Exercise prompt: Return each line of the data below exactly, omitting any pictures.

Task input:
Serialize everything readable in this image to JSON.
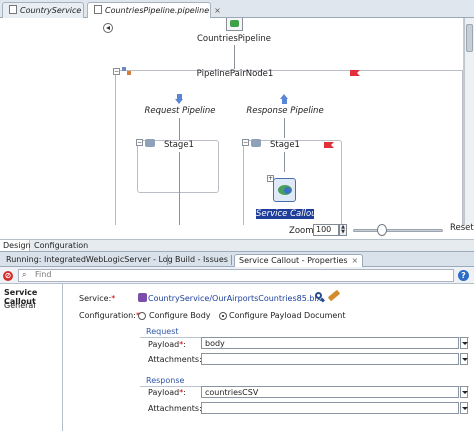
{
  "editor_tabs": [
    {
      "label": "CountryService",
      "active": false
    },
    {
      "label": "CountriesPipeline.pipeline",
      "active": true
    }
  ],
  "canvas": {
    "pipeline_name": "CountriesPipeline",
    "pair_node": "PipelinePairNode1",
    "request_pipeline": "Request Pipeline",
    "response_pipeline": "Response Pipeline",
    "stage_left": "Stage1",
    "stage_right": "Stage1",
    "service_callout": "Service Callout"
  },
  "zoom": {
    "label": "Zoom:",
    "value": "100",
    "reset": "Reset"
  },
  "view_tabs": [
    {
      "label": "Design",
      "active": true
    },
    {
      "label": "Configuration",
      "active": false
    }
  ],
  "log_tabs": [
    {
      "label": "Running: IntegratedWebLogicServer - Log"
    },
    {
      "label": "Build - Issues"
    },
    {
      "label": "Service Callout - Properties"
    }
  ],
  "find": {
    "placeholder": "Find"
  },
  "left_nav": [
    "Service Callout",
    "General"
  ],
  "properties": {
    "service_label": "Service:",
    "service_value": "CountryService/OurAirportsCountries85.bix",
    "configuration_label": "Configuration:",
    "option_body": "Configure Body",
    "option_payload": "Configure Payload Document",
    "selected_option": "Configure Payload Document",
    "request_title": "Request",
    "response_title": "Response",
    "payload_label": "Payload",
    "attachments_label": "Attachments:",
    "request_payload": "body",
    "request_attachments": "",
    "response_payload": "countriesCSV",
    "response_attachments": ""
  },
  "colors": {
    "accent": "#2c56a6",
    "flag": "#e0303a",
    "selection_bg": "#1f3e9a"
  }
}
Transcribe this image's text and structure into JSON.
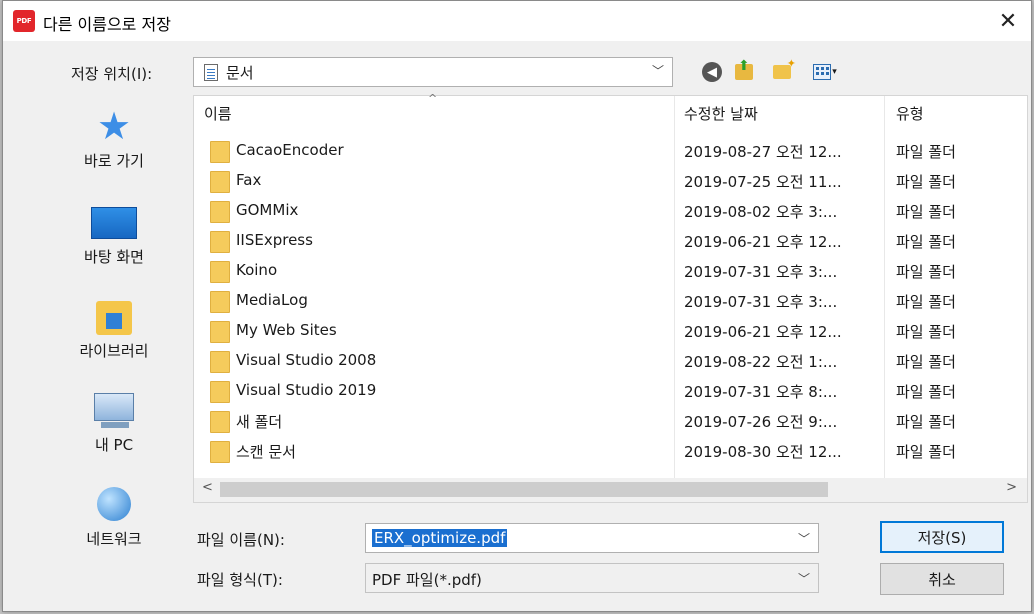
{
  "window": {
    "title": "다른 이름으로 저장",
    "app_icon_text": "PDF",
    "close_glyph": "✕"
  },
  "location": {
    "label": "저장 위치(I):",
    "value": "문서",
    "dropdown_glyph": "﹀"
  },
  "toolbar": {
    "back_glyph": "◀",
    "view_arrow": "▾"
  },
  "places": [
    {
      "label": "바로 가기",
      "icon": "star-icon"
    },
    {
      "label": "바탕 화면",
      "icon": "desktop-icon"
    },
    {
      "label": "라이브러리",
      "icon": "library-icon"
    },
    {
      "label": "내 PC",
      "icon": "pc-icon"
    },
    {
      "label": "네트워크",
      "icon": "network-icon"
    }
  ],
  "columns": {
    "name": "이름",
    "date": "수정한 날짜",
    "type": "유형",
    "sort_glyph": "^"
  },
  "files": [
    {
      "name": "CacaoEncoder",
      "date": "2019-08-27 오전 12...",
      "type": "파일 폴더"
    },
    {
      "name": "Fax",
      "date": "2019-07-25 오전 11...",
      "type": "파일 폴더"
    },
    {
      "name": "GOMMix",
      "date": "2019-08-02 오후 3:...",
      "type": "파일 폴더"
    },
    {
      "name": "IISExpress",
      "date": "2019-06-21 오후 12...",
      "type": "파일 폴더"
    },
    {
      "name": "Koino",
      "date": "2019-07-31 오후 3:...",
      "type": "파일 폴더"
    },
    {
      "name": "MediaLog",
      "date": "2019-07-31 오후 3:...",
      "type": "파일 폴더"
    },
    {
      "name": "My Web Sites",
      "date": "2019-06-21 오후 12...",
      "type": "파일 폴더"
    },
    {
      "name": "Visual Studio 2008",
      "date": "2019-08-22 오전 1:...",
      "type": "파일 폴더"
    },
    {
      "name": "Visual Studio 2019",
      "date": "2019-07-31 오후 8:...",
      "type": "파일 폴더"
    },
    {
      "name": "새 폴더",
      "date": "2019-07-26 오전 9:...",
      "type": "파일 폴더"
    },
    {
      "name": "스캔 문서",
      "date": "2019-08-30 오전 12...",
      "type": "파일 폴더"
    }
  ],
  "scrollbar": {
    "left_glyph": "<",
    "right_glyph": ">"
  },
  "filename": {
    "label": "파일 이름(N):",
    "value": "ERX_optimize.pdf",
    "dropdown_glyph": "﹀"
  },
  "filetype": {
    "label": "파일 형식(T):",
    "value": "PDF 파일(*.pdf)",
    "dropdown_glyph": "﹀"
  },
  "buttons": {
    "save": "저장(S)",
    "cancel": "취소"
  },
  "colors": {
    "accent": "#0078d7",
    "selection": "#1a6fd0",
    "folder": "#f5cb5c",
    "app_icon": "#e2262b"
  }
}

Task result:
Serialize everything readable in this image to JSON.
{
  "editor_tabs": [
    {
      "label": "CountryService",
      "active": false
    },
    {
      "label": "CountriesPipeline.pipeline",
      "active": true
    }
  ],
  "canvas": {
    "pipeline_name": "CountriesPipeline",
    "pair_node": "PipelinePairNode1",
    "request_pipeline": "Request Pipeline",
    "response_pipeline": "Response Pipeline",
    "stage_left": "Stage1",
    "stage_right": "Stage1",
    "service_callout": "Service Callout"
  },
  "zoom": {
    "label": "Zoom:",
    "value": "100",
    "reset": "Reset"
  },
  "view_tabs": [
    {
      "label": "Design",
      "active": true
    },
    {
      "label": "Configuration",
      "active": false
    }
  ],
  "log_tabs": [
    {
      "label": "Running: IntegratedWebLogicServer - Log"
    },
    {
      "label": "Build - Issues"
    },
    {
      "label": "Service Callout - Properties"
    }
  ],
  "find": {
    "placeholder": "Find"
  },
  "left_nav": [
    "Service Callout",
    "General"
  ],
  "properties": {
    "service_label": "Service:",
    "service_value": "CountryService/OurAirportsCountries85.bix",
    "configuration_label": "Configuration:",
    "option_body": "Configure Body",
    "option_payload": "Configure Payload Document",
    "selected_option": "Configure Payload Document",
    "request_title": "Request",
    "response_title": "Response",
    "payload_label": "Payload",
    "attachments_label": "Attachments:",
    "request_payload": "body",
    "request_attachments": "",
    "response_payload": "countriesCSV",
    "response_attachments": ""
  },
  "colors": {
    "accent": "#2c56a6",
    "flag": "#e0303a",
    "selection_bg": "#1f3e9a"
  }
}
Transcribe this image's text and structure into JSON.
{
  "window": {
    "title": "다른 이름으로 저장",
    "app_icon_text": "PDF",
    "close_glyph": "✕"
  },
  "location": {
    "label": "저장 위치(I):",
    "value": "문서",
    "dropdown_glyph": "﹀"
  },
  "toolbar": {
    "back_glyph": "◀",
    "view_arrow": "▾"
  },
  "places": [
    {
      "label": "바로 가기",
      "icon": "star-icon"
    },
    {
      "label": "바탕 화면",
      "icon": "desktop-icon"
    },
    {
      "label": "라이브러리",
      "icon": "library-icon"
    },
    {
      "label": "내 PC",
      "icon": "pc-icon"
    },
    {
      "label": "네트워크",
      "icon": "network-icon"
    }
  ],
  "columns": {
    "name": "이름",
    "date": "수정한 날짜",
    "type": "유형",
    "sort_glyph": "^"
  },
  "files": [
    {
      "name": "CacaoEncoder",
      "date": "2019-08-27 오전 12...",
      "type": "파일 폴더"
    },
    {
      "name": "Fax",
      "date": "2019-07-25 오전 11...",
      "type": "파일 폴더"
    },
    {
      "name": "GOMMix",
      "date": "2019-08-02 오후 3:...",
      "type": "파일 폴더"
    },
    {
      "name": "IISExpress",
      "date": "2019-06-21 오후 12...",
      "type": "파일 폴더"
    },
    {
      "name": "Koino",
      "date": "2019-07-31 오후 3:...",
      "type": "파일 폴더"
    },
    {
      "name": "MediaLog",
      "date": "2019-07-31 오후 3:...",
      "type": "파일 폴더"
    },
    {
      "name": "My Web Sites",
      "date": "2019-06-21 오후 12...",
      "type": "파일 폴더"
    },
    {
      "name": "Visual Studio 2008",
      "date": "2019-08-22 오전 1:...",
      "type": "파일 폴더"
    },
    {
      "name": "Visual Studio 2019",
      "date": "2019-07-31 오후 8:...",
      "type": "파일 폴더"
    },
    {
      "name": "새 폴더",
      "date": "2019-07-26 오전 9:...",
      "type": "파일 폴더"
    },
    {
      "name": "스캔 문서",
      "date": "2019-08-30 오전 12...",
      "type": "파일 폴더"
    }
  ],
  "scrollbar": {
    "left_glyph": "<",
    "right_glyph": ">"
  },
  "filename": {
    "label": "파일 이름(N):",
    "value": "ERX_optimize.pdf",
    "dropdown_glyph": "﹀"
  },
  "filetype": {
    "label": "파일 형식(T):",
    "value": "PDF 파일(*.pdf)",
    "dropdown_glyph": "﹀"
  },
  "buttons": {
    "save": "저장(S)",
    "cancel": "취소"
  },
  "colors": {
    "accent": "#0078d7",
    "selection": "#1a6fd0",
    "folder": "#f5cb5c",
    "app_icon": "#e2262b"
  }
}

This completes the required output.